What sorcery is at work here? Careful, this trick—er, illusion has a second, surprising twist in it.
Each Game of Thrones episode generates its fair share of internet chatter. This new Twitter #interactive visualization takes this tremendous amount of information and translates it into something surprisingly meaningful.
We rarely stop to think of just how many people the world’s airlines transport on any given day, never mind form a mental picture of that activity. Now there’s a nifty animated visualization of how all those different airports around the globe are connected—a total of 3,200 airports and 60,000 routes in all.
Feeling old? This simple chart will reveal the crushing truth of just how many people in the country are younger than you.
The movements in kung fu are so graceful that even when you replace the human with random digital objects, the art of it still shines through. Tobias Gremmler captured the motion of kung fu and then recreated it with different digital variations: as a fabric weaved over time, expanding into emptiness, reconstructing…
Since the early 19th century, many chess grandmasters have come and gone, some better than others. This elegant data visualization by Abacaba shows which players were the very best, and how long they were able to maintain their dominance.
It was one year ago today that the Philae Lander bounced, spun, and tumbled across the surface of Comet 67P/Churyumov-Gerasimenko. To commemorate the historic event, the European Space Agency has released an animated video chronicling the lander’s chaotic landing.
Around 60% of all human diseases and some 75% of all emerging infectious diseases are zoonotic, meaning they spread from species to species. This remarkable visualization shows how these problematic pathogens proliferate among the animals.
It’s been a common refrain in the Midwest this year: If only we could pipe all this rain to the West.

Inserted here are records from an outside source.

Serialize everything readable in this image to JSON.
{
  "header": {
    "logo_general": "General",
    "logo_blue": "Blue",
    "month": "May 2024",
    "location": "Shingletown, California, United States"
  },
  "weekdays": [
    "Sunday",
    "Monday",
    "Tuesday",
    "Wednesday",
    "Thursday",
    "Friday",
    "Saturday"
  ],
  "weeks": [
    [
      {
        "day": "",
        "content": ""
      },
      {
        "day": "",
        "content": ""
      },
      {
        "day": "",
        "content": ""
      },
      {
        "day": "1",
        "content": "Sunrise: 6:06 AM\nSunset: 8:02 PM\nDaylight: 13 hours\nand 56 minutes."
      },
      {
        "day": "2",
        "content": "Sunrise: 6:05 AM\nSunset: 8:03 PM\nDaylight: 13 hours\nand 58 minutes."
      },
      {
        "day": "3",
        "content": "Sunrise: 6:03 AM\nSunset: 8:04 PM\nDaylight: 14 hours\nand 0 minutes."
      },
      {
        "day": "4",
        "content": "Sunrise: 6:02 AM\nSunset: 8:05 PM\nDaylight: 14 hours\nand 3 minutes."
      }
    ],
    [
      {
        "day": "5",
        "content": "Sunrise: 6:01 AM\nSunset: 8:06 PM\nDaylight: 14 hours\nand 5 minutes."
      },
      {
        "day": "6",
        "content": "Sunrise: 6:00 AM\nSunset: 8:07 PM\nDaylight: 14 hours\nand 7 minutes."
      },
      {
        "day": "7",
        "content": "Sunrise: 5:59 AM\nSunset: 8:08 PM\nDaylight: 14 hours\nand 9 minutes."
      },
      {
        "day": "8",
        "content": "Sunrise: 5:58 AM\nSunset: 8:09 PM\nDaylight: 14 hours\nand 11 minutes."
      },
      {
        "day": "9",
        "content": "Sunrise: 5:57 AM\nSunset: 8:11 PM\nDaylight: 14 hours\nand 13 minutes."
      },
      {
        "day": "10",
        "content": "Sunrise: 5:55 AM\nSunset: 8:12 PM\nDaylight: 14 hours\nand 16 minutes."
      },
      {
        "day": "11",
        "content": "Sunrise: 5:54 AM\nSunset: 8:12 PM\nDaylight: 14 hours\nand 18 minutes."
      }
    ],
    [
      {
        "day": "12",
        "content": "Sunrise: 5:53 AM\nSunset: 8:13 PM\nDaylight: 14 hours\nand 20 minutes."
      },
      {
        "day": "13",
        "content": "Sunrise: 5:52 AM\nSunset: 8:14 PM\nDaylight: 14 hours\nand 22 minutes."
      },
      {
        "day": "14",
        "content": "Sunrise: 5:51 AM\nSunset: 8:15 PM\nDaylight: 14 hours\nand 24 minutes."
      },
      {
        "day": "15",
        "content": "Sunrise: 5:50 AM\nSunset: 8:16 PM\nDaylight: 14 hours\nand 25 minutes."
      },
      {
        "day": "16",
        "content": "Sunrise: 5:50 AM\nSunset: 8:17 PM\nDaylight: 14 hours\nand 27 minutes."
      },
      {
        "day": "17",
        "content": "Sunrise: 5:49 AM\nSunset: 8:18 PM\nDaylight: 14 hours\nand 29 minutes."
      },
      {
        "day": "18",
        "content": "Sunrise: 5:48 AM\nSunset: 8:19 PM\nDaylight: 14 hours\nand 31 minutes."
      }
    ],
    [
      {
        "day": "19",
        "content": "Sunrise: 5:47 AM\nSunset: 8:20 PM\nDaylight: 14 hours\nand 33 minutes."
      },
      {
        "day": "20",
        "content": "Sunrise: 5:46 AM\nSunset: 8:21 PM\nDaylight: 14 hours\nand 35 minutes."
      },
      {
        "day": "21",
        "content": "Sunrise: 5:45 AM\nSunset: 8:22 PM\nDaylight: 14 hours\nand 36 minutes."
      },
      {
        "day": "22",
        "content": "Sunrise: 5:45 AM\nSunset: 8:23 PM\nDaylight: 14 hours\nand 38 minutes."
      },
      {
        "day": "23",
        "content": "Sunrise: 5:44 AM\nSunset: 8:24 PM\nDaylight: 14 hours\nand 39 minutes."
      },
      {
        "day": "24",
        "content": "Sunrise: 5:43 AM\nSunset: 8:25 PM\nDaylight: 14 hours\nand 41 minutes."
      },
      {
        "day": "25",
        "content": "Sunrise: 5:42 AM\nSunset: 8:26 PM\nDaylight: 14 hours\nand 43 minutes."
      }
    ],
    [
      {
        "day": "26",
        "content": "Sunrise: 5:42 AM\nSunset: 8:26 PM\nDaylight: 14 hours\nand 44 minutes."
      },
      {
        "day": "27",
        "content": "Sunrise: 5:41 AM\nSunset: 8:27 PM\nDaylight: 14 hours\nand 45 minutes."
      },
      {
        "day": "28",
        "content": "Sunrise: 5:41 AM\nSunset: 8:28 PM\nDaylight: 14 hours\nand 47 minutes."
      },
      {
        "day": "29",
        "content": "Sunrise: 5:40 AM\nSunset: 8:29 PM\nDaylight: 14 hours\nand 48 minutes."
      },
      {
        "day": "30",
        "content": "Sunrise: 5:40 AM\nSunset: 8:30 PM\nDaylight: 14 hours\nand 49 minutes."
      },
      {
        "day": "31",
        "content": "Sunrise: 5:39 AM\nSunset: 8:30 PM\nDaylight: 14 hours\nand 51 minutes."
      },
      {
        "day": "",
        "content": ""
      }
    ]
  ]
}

But a new NASA visualization shows just how drastic the difference has been.
Oxford University’s Max Roser has meticulously pieced together a chart showing the global death rate from war over the past 600 years—and it paints a surprisingly optimistic picture.
The rules of chess have remained consistent since the early 19th Century, but that doesn’t mean our approach to the game has stayed the same. Here are some intriguing and surprising ways the Game of Kings has changed its shape over the past 150 years.
Above we see seven seconds of an audio recording from November 11, 1918. On the left we can see three seconds of guns firing. In the middle? The official time of the ceasefire to end World War I and a sudden reprieve from the staccato of weapons blasting. On the right, the first three seconds of peace. An uneasy…
As parts of North America struggle to contain a completely unnecessary measles epidemic, it's important to remember what life was like prior to the onset of vaccines. These maps paint a grim picture of the past — and where we ourselves may be headed in the future.
Redditor TeaDranks has created a super-interesting cartogram in which the size of each country is apportioned according to population. Suddenly, the largest countries in the world don't look so mighty — Russia and Canada, we're looking at you.
Our moods ebb and flow with the seasons. They also change quite dramatically over the course of a single week. These visualizations show exactly when we can expect to be depressed, anxious, and stressed.
As this new simplified simulation illustrates, Ebola may kill more than other diseases, but it spreads much slower.
Chemical reactions are those magical moments when the matter that surrounds us suddenly bursts into life. A stunning new video collaboration between scientists and artists now showcases eight different types of these reactions in exquisite detail.
Triangulations blogger Sabio Lantz recently put together this rather clever diagram showing how the English language has evolved over the past 3,000 years.
Americans are more likely to work nights and weekends compared to citizens of other developed countries. In addition to spending more hours on the job, nearly 30% of Americans work weekends and — shockingly — more than a quarter toil away after 10pm. But people who work the extra-long hours tend to be highly educated…